Brent's eyes sparkled as he pointed to a Harley Davidson Fatboy tied in the back of their red pickup. Brent stood there, attired in black leather jacket decked out with silver buttons and zipper pockets. He wore jeans and black-toed riding boots with a silver buckle. At his side, he held a half-shell helmet with "Born Wild" air brushed on it. Over his red hair, he wore a red, white and blue do-rage. "What do you think, Master? Isn't it awesome?"
Rutherford laughed and stated, "Yes, it sure is."
"And everything is packed and ready to go. Just waiting on you. There's an emergency thermos under the seat."
"Okay, Brent, we've got a long ride. Let's get going."
Rutherford felt wide awake and alive. He enjoyed the sounds of the night and freedom of riding on the long highway. Brent was a good driver and enjoyed driving the truck on its first long trip. He set the cruise control and cranked up the radio listening to country music. He stopped only to get some hot coffee. On the road again, about 5:30 a.m., a siren blared and Brent looked up in dismay. "Oh, no, I forgot to set the cruise control again." He pulled over to the side of the highway. Rutherford didn't need to look at his watch to know it was getting late. In exactly 45 minutes, it would be twilight, followed shortly by sunrise at the break of dawn.
The policeman looked into the truck and asked, "Is he all right? He doesn't look too good."
"He's my uncle. We're going to the beach to get him some fresh air, sir."
"Okay, let me see your license and registration. Please step out of the vehicle," the policeman instructed Brent.
Brent stepped out with the papers, and Rutherford drummed his fingers on the seat. The policeman inspected the documents under flashlight illumination. He looked at the motorcycle in the back of the truck and asked, "Is that a tool box down the side of the truck? It looks like it's six feet long."
Brent explained, "It's a special ordered tool box."
"Any contraband in there, son?"

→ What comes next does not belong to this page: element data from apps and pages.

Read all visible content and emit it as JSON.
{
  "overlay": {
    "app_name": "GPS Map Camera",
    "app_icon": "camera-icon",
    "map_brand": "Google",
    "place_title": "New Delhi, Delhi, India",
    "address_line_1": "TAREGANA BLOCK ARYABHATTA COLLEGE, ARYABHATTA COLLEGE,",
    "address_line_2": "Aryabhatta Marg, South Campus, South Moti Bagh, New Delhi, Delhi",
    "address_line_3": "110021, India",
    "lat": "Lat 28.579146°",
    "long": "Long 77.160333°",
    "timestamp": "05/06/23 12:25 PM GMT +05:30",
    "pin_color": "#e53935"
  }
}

"No, sir, nothing in there but an old blanket," he answered.
"Well, let's open her up. Looks strange to me."
Brent got the keys from the ignition and unlocked the tool box. A musty smell permated the air. Inside was an old blanket covering the whole length. A small square pillow lay in the top corner. Inside the truck, the older man looked up at the sky and then his watch. He rubbed his chin and looked out the cab window. Brent closed and relocked the tool box.
The policeman spoke, "Well, go on, son, and get that old man to fresh air. Just watch the speed."

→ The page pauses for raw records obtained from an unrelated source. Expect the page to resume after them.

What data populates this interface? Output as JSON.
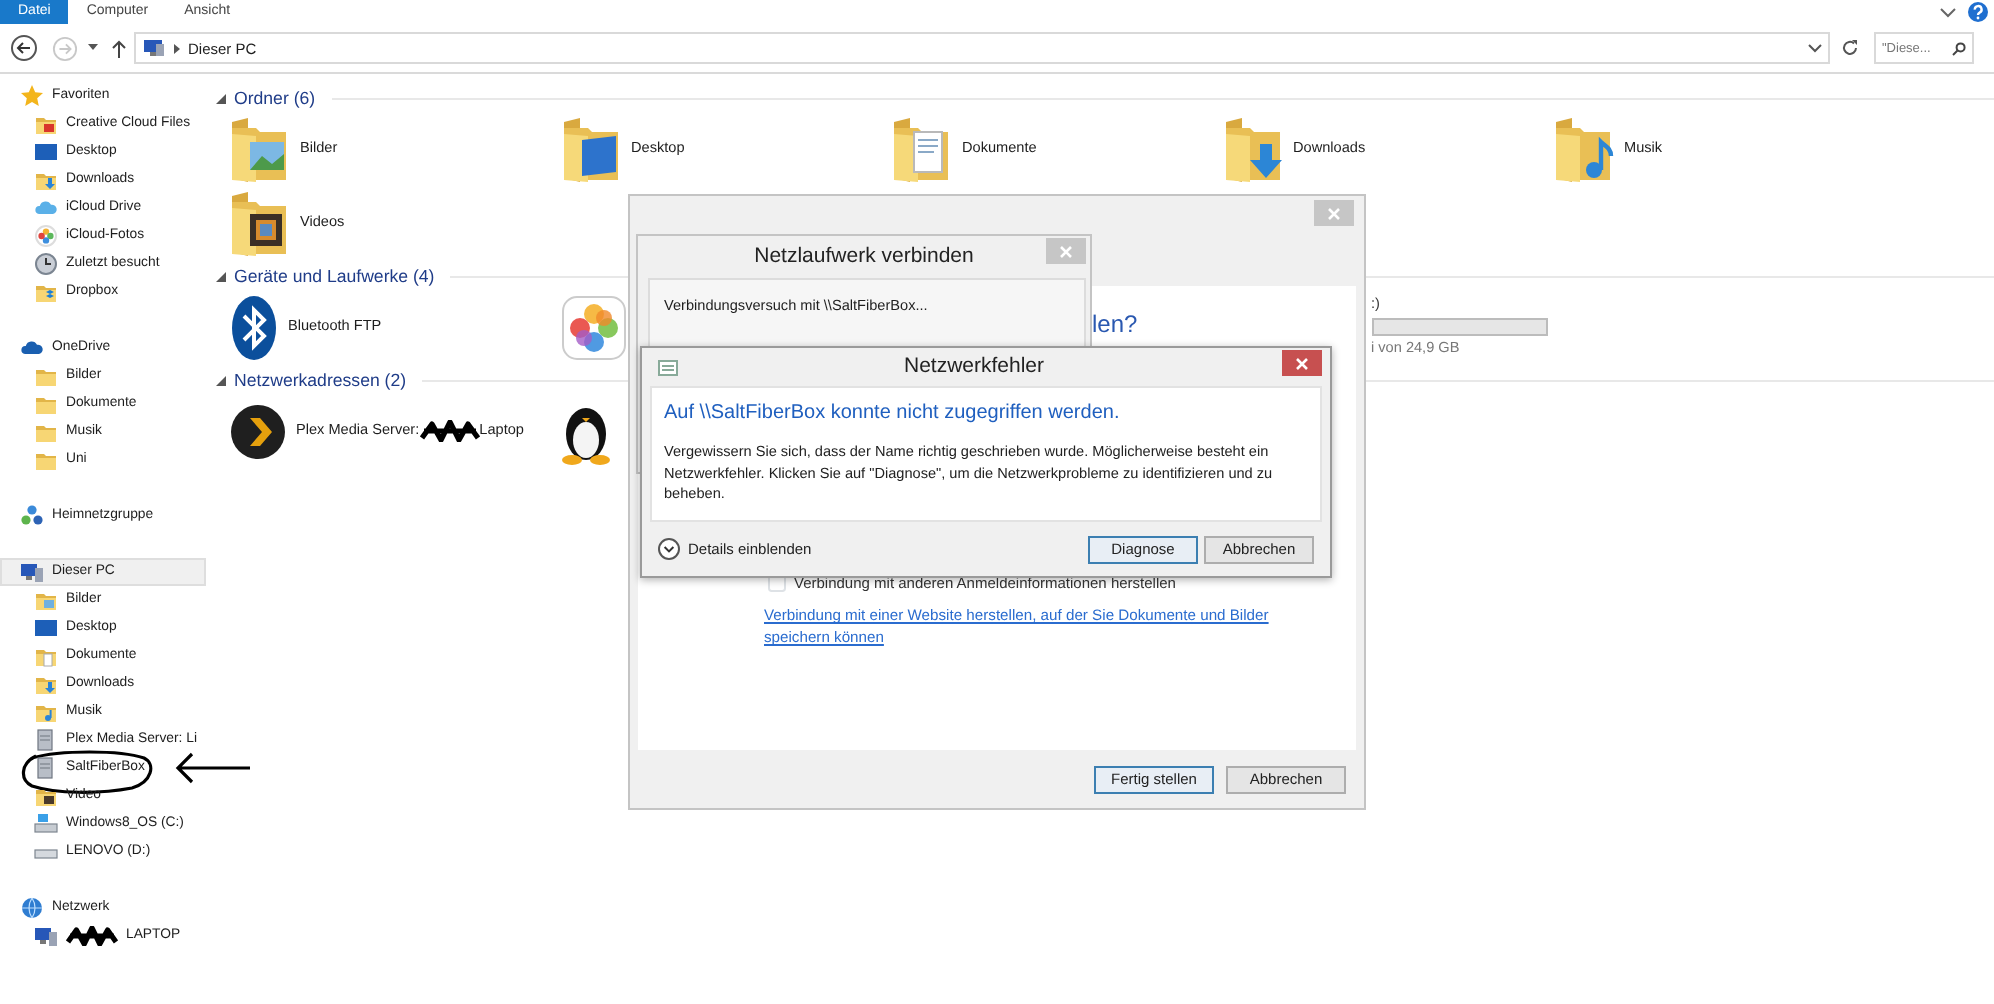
{
  "ribbon": {
    "tabs": [
      {
        "label": "Datei",
        "selected": true
      },
      {
        "label": "Computer",
        "selected": false
      },
      {
        "label": "Ansicht",
        "selected": false
      }
    ]
  },
  "toolbar": {
    "path": "Dieser PC",
    "search": {
      "placeholder": "\"Diese..."
    }
  },
  "sidebar": {
    "groups": [
      {
        "label": "Favoriten",
        "kind": "star",
        "selected": false,
        "children": [
          {
            "label": "Creative Cloud Files",
            "kind": "creative-cloud",
            "selected": false
          },
          {
            "label": "Desktop",
            "kind": "desktop",
            "selected": false
          },
          {
            "label": "Downloads",
            "kind": "downloads",
            "selected": false
          },
          {
            "label": "iCloud Drive",
            "kind": "cloud",
            "selected": false
          },
          {
            "label": "iCloud-Fotos",
            "kind": "photos",
            "selected": false
          },
          {
            "label": "Zuletzt besucht",
            "kind": "recent",
            "selected": false
          },
          {
            "label": "Dropbox",
            "kind": "dropbox",
            "selected": false
          }
        ]
      },
      {
        "label": "OneDrive",
        "kind": "onedrive",
        "selected": false,
        "children": [
          {
            "label": "Bilder",
            "kind": "folder",
            "selected": false
          },
          {
            "label": "Dokumente",
            "kind": "folder",
            "selected": false
          },
          {
            "label": "Musik",
            "kind": "folder",
            "selected": false
          },
          {
            "label": "Uni",
            "kind": "folder",
            "selected": false
          }
        ]
      },
      {
        "label": "Heimnetzgruppe",
        "kind": "homegroup",
        "selected": false
      },
      {
        "label": "Dieser PC",
        "kind": "pc",
        "selected": true,
        "children": [
          {
            "label": "Bilder",
            "kind": "pictures",
            "selected": false
          },
          {
            "label": "Desktop",
            "kind": "desktop",
            "selected": false
          },
          {
            "label": "Dokumente",
            "kind": "documents",
            "selected": false
          },
          {
            "label": "Downloads",
            "kind": "downloads",
            "selected": false
          },
          {
            "label": "Musik",
            "kind": "music",
            "selected": false
          },
          {
            "label": "Plex Media Server: Li",
            "kind": "server",
            "selected": false
          },
          {
            "label": "SaltFiberBox",
            "kind": "server",
            "selected": false,
            "circled": true
          },
          {
            "label": "Video",
            "kind": "videos",
            "selected": false
          },
          {
            "label": "Windows8_OS (C:)",
            "kind": "system-drive",
            "selected": false
          },
          {
            "label": "LENOVO (D:)",
            "kind": "drive",
            "selected": false
          }
        ]
      },
      {
        "label": "Netzwerk",
        "kind": "network",
        "selected": false,
        "children": [
          {
            "label": "LAPTOP",
            "kind": "pc",
            "selected": false,
            "redacted": true
          }
        ]
      }
    ]
  },
  "sections": [
    {
      "title": "Ordner (6)",
      "expanded": true,
      "items": [
        {
          "label": "Bilder",
          "kind": "pictures"
        },
        {
          "label": "Desktop",
          "kind": "desktop"
        },
        {
          "label": "Dokumente",
          "kind": "documents"
        },
        {
          "label": "Downloads",
          "kind": "downloads"
        },
        {
          "label": "Musik",
          "kind": "music"
        },
        {
          "label": "Videos",
          "kind": "videos"
        }
      ]
    },
    {
      "title": "Geräte und Laufwerke (4)",
      "expanded": true,
      "items": [
        {
          "label": "Bluetooth FTP",
          "kind": "bluetooth"
        },
        {
          "kind": "photos"
        },
        {
          "label": ":)",
          "kind": "drive",
          "detail": "i von 24,9 GB"
        }
      ]
    },
    {
      "title": "Netzwerkadressen (2)",
      "expanded": true,
      "items": [
        {
          "label": "Plex Media Server:",
          "label_after": "Laptop",
          "kind": "plex",
          "redacted": true
        },
        {
          "kind": "linux"
        }
      ]
    }
  ],
  "wizard_dialog": {
    "heading": "len?",
    "checkbox": {
      "label": "Verbindung mit anderen Anmeldeinformationen herstellen",
      "checked": false
    },
    "link": "Verbindung mit einer Website herstellen, auf der Sie Dokumente und Bilder speichern können",
    "buttons": [
      {
        "label": "Fertig stellen",
        "default": true
      },
      {
        "label": "Abbrechen",
        "default": false
      }
    ]
  },
  "progress_dialog": {
    "title": "Netzlaufwerk verbinden",
    "message": "Verbindungsversuch mit \\\\SaltFiberBox..."
  },
  "error_dialog": {
    "title": "Netzwerkfehler",
    "heading": "Auf \\\\SaltFiberBox konnte nicht zugegriffen werden.",
    "message": "Vergewissern Sie sich, dass der Name richtig geschrieben wurde. Möglicherweise besteht ein Netzwerkfehler. Klicken Sie auf \"Diagnose\", um die Netzwerkprobleme zu identifizieren und zu beheben.",
    "details": "Details einblenden",
    "buttons": [
      {
        "label": "Diagnose",
        "default": true
      },
      {
        "label": "Abbrechen",
        "default": false
      }
    ]
  }
}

Brent thanked the officer and started the truck. Rutherford stated, "That was close. We need to stop soon. Maybe it's time for me to call it quits. I'm so tired. Just bury me beside Momma."
"No, Master, I found a real nice hotel and biker bar near a funeral home. Just think of the warm moonlight and walking along the ocean. It will renew your spirits," he said. "And you can ride on the back of my hawg. Just think of it!"
Rutherford noticed Brent's rare smile. "Okay, maybe a change of scenery and new blood will help me." Brent sighed in relief. Rutherford continued, "And I want me a pair of those flip flops, bright yellow, to walk on the beach and bask in the moonlight."
Brent's eyes were bright with excitement. He said, "And I've always wanted to try one of them green drinks with a little umbrella."
Seeing a secluded place, Brent pulled the truck over and stopped. The two men got out and stood at the back of the truck while Brent unlocked the tool box. He helped Rutherford into the tool box where he laid down on the blanket covering dirt from home. He lowered his head gently on the pillow. Brent checked the straps holding the motorcycle.
Rutherford crossed his arms on his check and spoke, "Brent, this might be fun after all. You say we're near a biker bar? It's been ages since I had me a good beer."
To be continued ...
To purchase a copy of Beverly's book, Gothic Bedtime Stories, contact her at P. O. Box 803, Alderson, WV, 24910 or by email: hbpoe(at)excite.com. The cost of the book is $15.00 -- mention the Piker Press for free shipping.